Then it says in 1782 it says only 500 Narrangansett were left to sign. They LOCATED 500, now others they didn't want to locate. At that time, and right up until 1924 the Native people from Maine, Vermont, New Hampshire, Massachusetts, Connecticut, and Rhode Island, were meeting right here in Providence. Meeting at various churches and venues trying to reclaim our land. This wasn't something that happened in the '60s and '70's after AIM. We'd been trying all that time.
None of our nations are perfect, the United States certainly isn't perfect, but I can't think of another place I'd rather live. I've lived in California, NY sate, miss, I've lived in CT. As far away as I get my heart keeps coming back to the cold winters, the lovely springs, the beautiful fall, the seafood.

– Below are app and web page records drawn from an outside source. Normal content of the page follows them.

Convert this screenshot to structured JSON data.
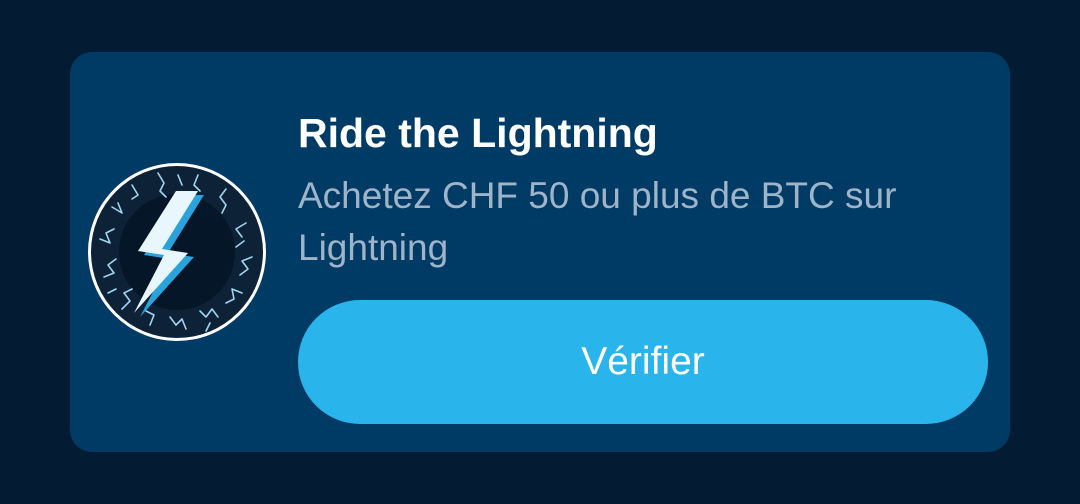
{
  "card": {
    "icon": "lightning-bolt-icon",
    "title": "Ride the Lightning",
    "description": "Achetez CHF 50 ou plus de BTC sur Lightning",
    "button_label": "Vérifier"
  },
  "colors": {
    "page_background": "#041c33",
    "card_background": "#003b66",
    "button_background": "#29b5ec",
    "title_text": "#ffffff",
    "description_text": "#9fb4c8"
  }
}
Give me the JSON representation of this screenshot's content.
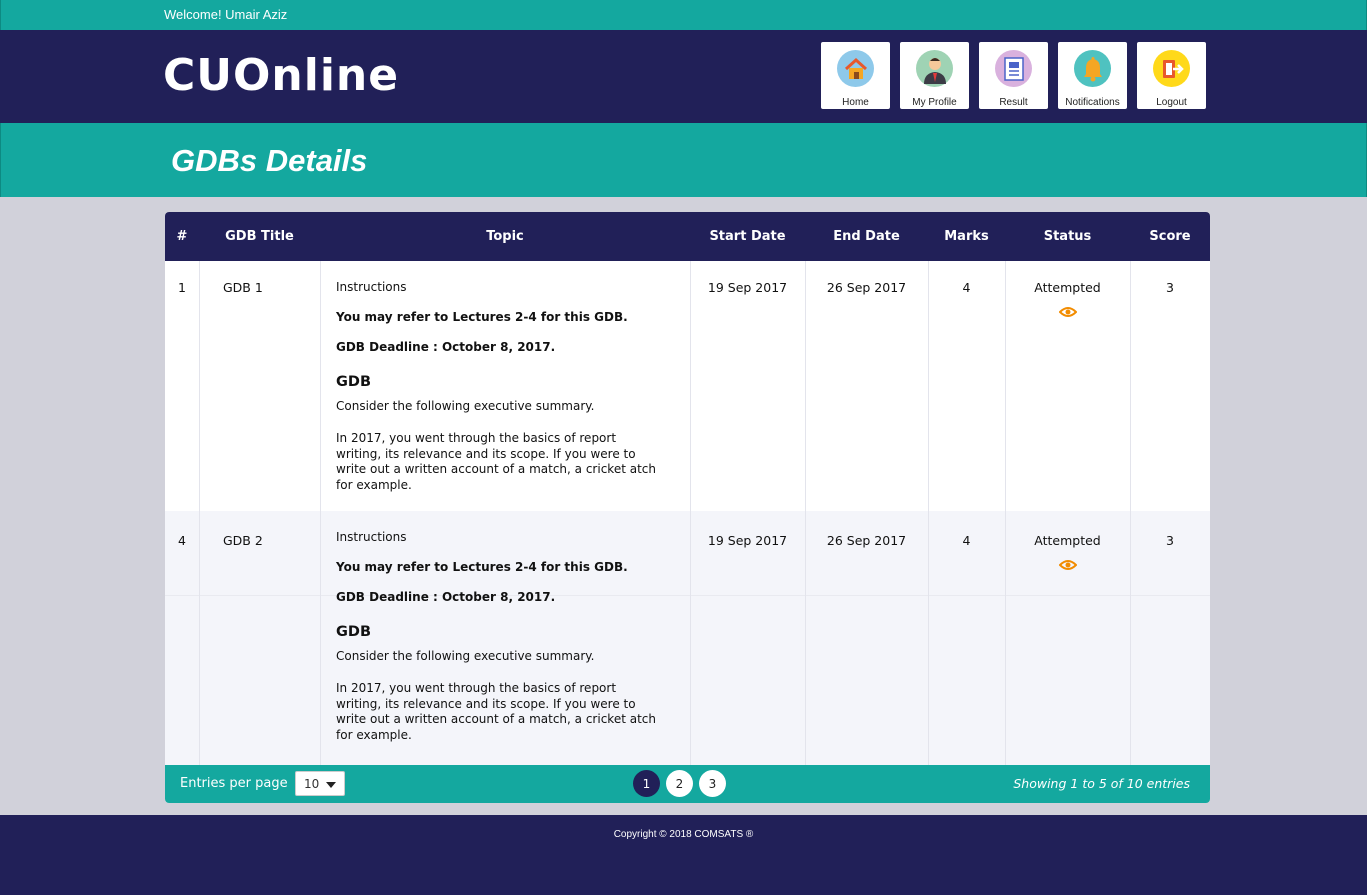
{
  "welcome_text": "Welcome! Umair Aziz",
  "logo_text": "CUOnline",
  "nav": [
    {
      "label": "Home",
      "icon": "home-icon",
      "color": "#8ec9ea"
    },
    {
      "label": "My Profile",
      "icon": "profile-icon",
      "color": "#9fd3b4"
    },
    {
      "label": "Result",
      "icon": "result-icon",
      "color": "#d9b1de"
    },
    {
      "label": "Notifications",
      "icon": "bell-icon",
      "color": "#4fc2c0"
    },
    {
      "label": "Logout",
      "icon": "logout-icon",
      "color": "#ffd91a"
    }
  ],
  "page_title": "GDBs Details",
  "table": {
    "headers": [
      "#",
      "GDB Title",
      "Topic",
      "Start Date",
      "End Date",
      "Marks",
      "Status",
      "Score"
    ],
    "rows": [
      {
        "num": "1",
        "title": "GDB 1",
        "topic": {
          "instructions": "Instructions",
          "refer": "You may refer to Lectures 2-4 for this GDB.",
          "deadline": "GDB Deadline : October 8, 2017.",
          "heading": "GDB",
          "consider": "Consider the following executive summary.",
          "body": "In 2017,  you went through the basics of report writing, its relevance and its scope. If you were to write out a written account of a match, a cricket atch for example."
        },
        "start": "19 Sep 2017",
        "end": "26 Sep 2017",
        "marks": "4",
        "status": "Attempted",
        "score": "3"
      },
      {
        "num": "4",
        "title": "GDB 2",
        "topic": {
          "instructions": "Instructions",
          "refer": "You may refer to Lectures 2-4 for this GDB.",
          "deadline": "GDB Deadline : October 8, 2017.",
          "heading": "GDB",
          "consider": "Consider the following executive summary.",
          "body": "In 2017,  you went through the basics of report writing, its relevance and its scope. If you were to write out a written account of a match, a cricket atch for example."
        },
        "start": "19 Sep 2017",
        "end": "26 Sep 2017",
        "marks": "4",
        "status": "Attempted",
        "score": "3"
      }
    ]
  },
  "footer_bar": {
    "entries_label": "Entries per page",
    "entries_value": "10",
    "pages": [
      "1",
      "2",
      "3"
    ],
    "active_page": "1",
    "showing": "Showing 1 to 5 of 10 entries"
  },
  "copyright": "Copyright © 2018 COMSATS ®",
  "colors": {
    "navy": "#212058",
    "teal": "#14a89f",
    "eye": "#f28c00"
  }
}
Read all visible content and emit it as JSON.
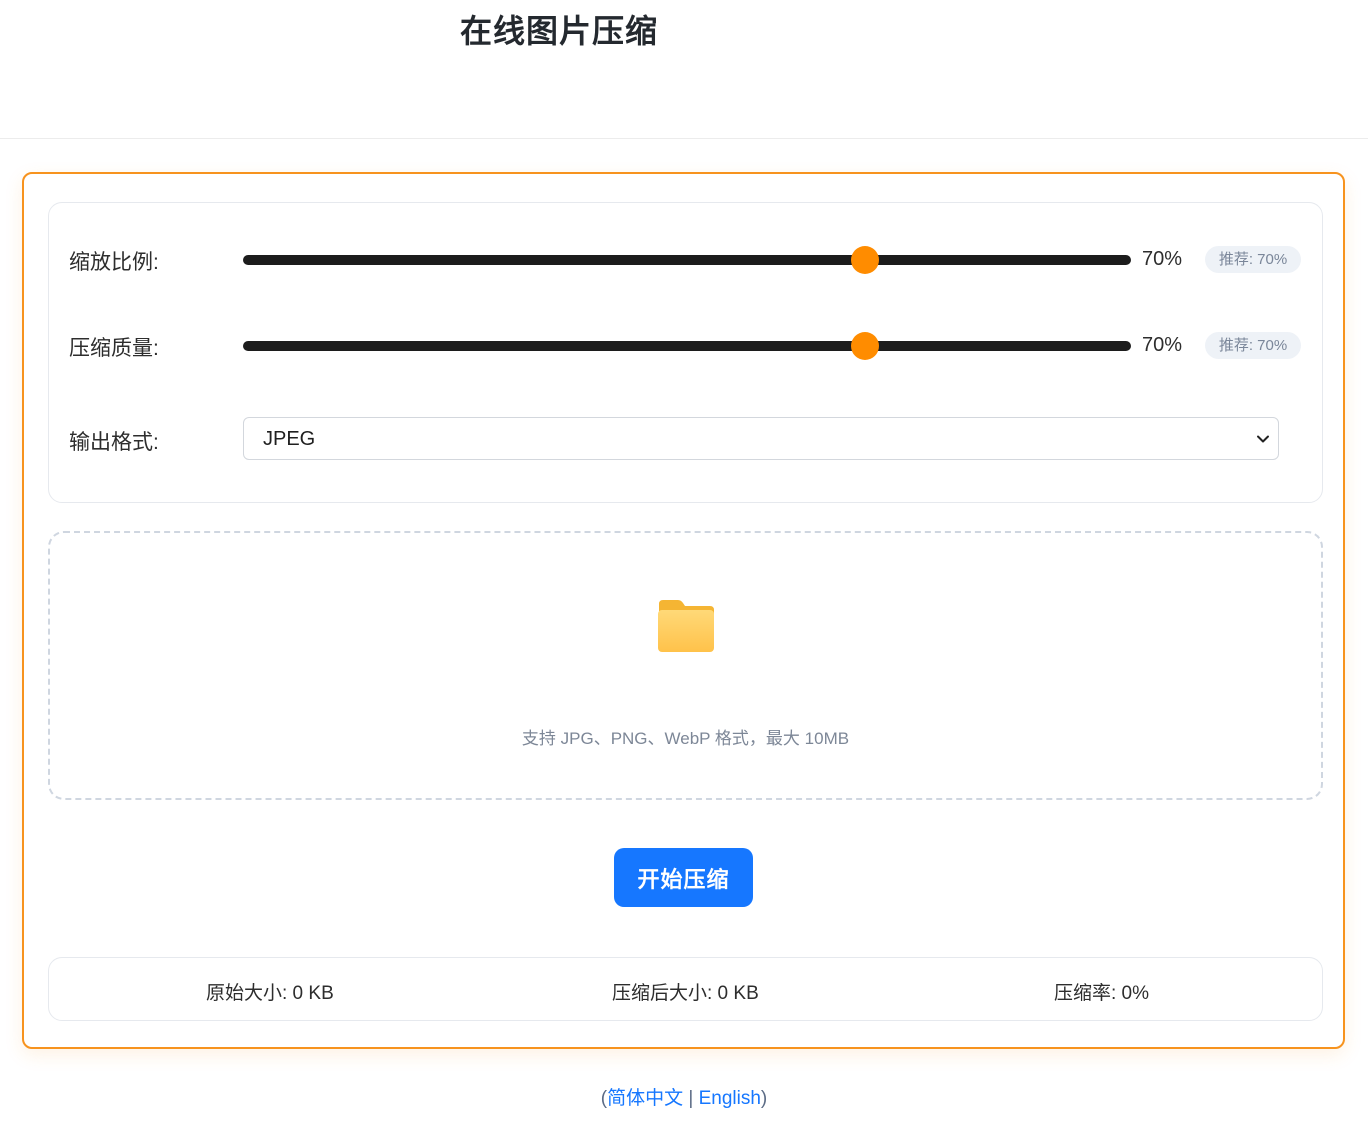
{
  "header": {
    "title": "在线图片压缩"
  },
  "settings": {
    "scale": {
      "label": "缩放比例:",
      "value": 70,
      "value_text": "70%",
      "recommend": "推荐: 70%"
    },
    "quality": {
      "label": "压缩质量:",
      "value": 70,
      "value_text": "70%",
      "recommend": "推荐: 70%"
    },
    "format": {
      "label": "输出格式:",
      "selected": "JPEG"
    }
  },
  "upload": {
    "icon": "folder-icon",
    "hint": "支持 JPG、PNG、WebP 格式，最大 10MB"
  },
  "actions": {
    "compress_label": "开始压缩"
  },
  "stats": {
    "original": "原始大小: 0 KB",
    "compressed": "压缩后大小: 0 KB",
    "ratio": "压缩率: 0%"
  },
  "footer": {
    "open_paren": "(",
    "lang_zh": "简体中文",
    "separator": " | ",
    "lang_en": "English",
    "close_paren": ")"
  },
  "colors": {
    "accent": "#ff8c00",
    "card_border": "#f7931e",
    "primary_button": "#1677ff",
    "slider_track": "#1c1c1c"
  }
}
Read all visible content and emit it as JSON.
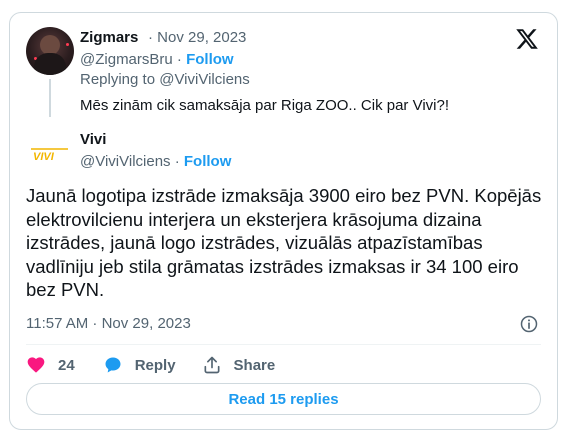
{
  "parent_tweet": {
    "display_name": "Zigmars",
    "date": "· Nov 29, 2023",
    "handle": "@ZigmarsBru",
    "separator": " · ",
    "follow_label": "Follow",
    "replying_to": "Replying to @ViviVilciens",
    "text": "Mēs zinām cik samaksāja par Riga ZOO.. Cik par Vivi?!"
  },
  "main_tweet": {
    "display_name": "Vivi",
    "handle": "@ViviVilciens",
    "separator": " · ",
    "follow_label": "Follow",
    "logo_text": "VIVI",
    "text": "Jaunā logotipa izstrāde izmaksāja 3900 eiro bez PVN. Kopējās elektrovilcienu interjera un eksterjera krāsojuma dizaina izstrādes, jaunā logo izstrādes, vizuālās atpazīstamības vadlīniju jeb stila grāmatas izstrādes izmaksas ir 34 100 eiro bez PVN.",
    "timestamp": "11:57 AM · Nov 29, 2023"
  },
  "actions": {
    "like_count": "24",
    "reply_label": "Reply",
    "share_label": "Share"
  },
  "read_replies_label": "Read 15 replies",
  "colors": {
    "accent": "#1d9bf0",
    "like": "#f91880",
    "secondary_text": "#536471",
    "vivi_logo": "#f2b600"
  },
  "icons": [
    "x-logo-icon",
    "info-icon",
    "heart-icon",
    "reply-bubble-icon",
    "share-icon"
  ]
}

This is it, this is it. And if you love wherever you're from, and if you love who your family has been and who they will be you will do the things that need to be done to help this world survive. I don't know you all but I can tell you I love you all because you're fellow humans.
Indians have often been referred to as the "Vanishing Americans." But we are still here, entangled each in his or her unique way with modern America, blended into the dominant culture or not, full-blood or not, on the reservation or not, and living lives much like the lives of other Americans, but with differences related to our history on this continent, our diverse cultures and religions, and our special legal status. To most other Americans, we are invisible, or only perceived in the most stereotyped fashion.
First Nations News & Views is designed to provide a window into our world, each Sunday reporting on a small number of stories, both the good and the not-so-good, and providing a reminder of where we came from, what we are doing now and what matters to us. We wish to make it clear that neither navajo nor I make any claim whatsoever to speak for anyone other than ourselves, as individuals, not for the Navajo people or the Seminole people, the tribes in which we are enrolled as members, nor, of course, the people of any other tribes.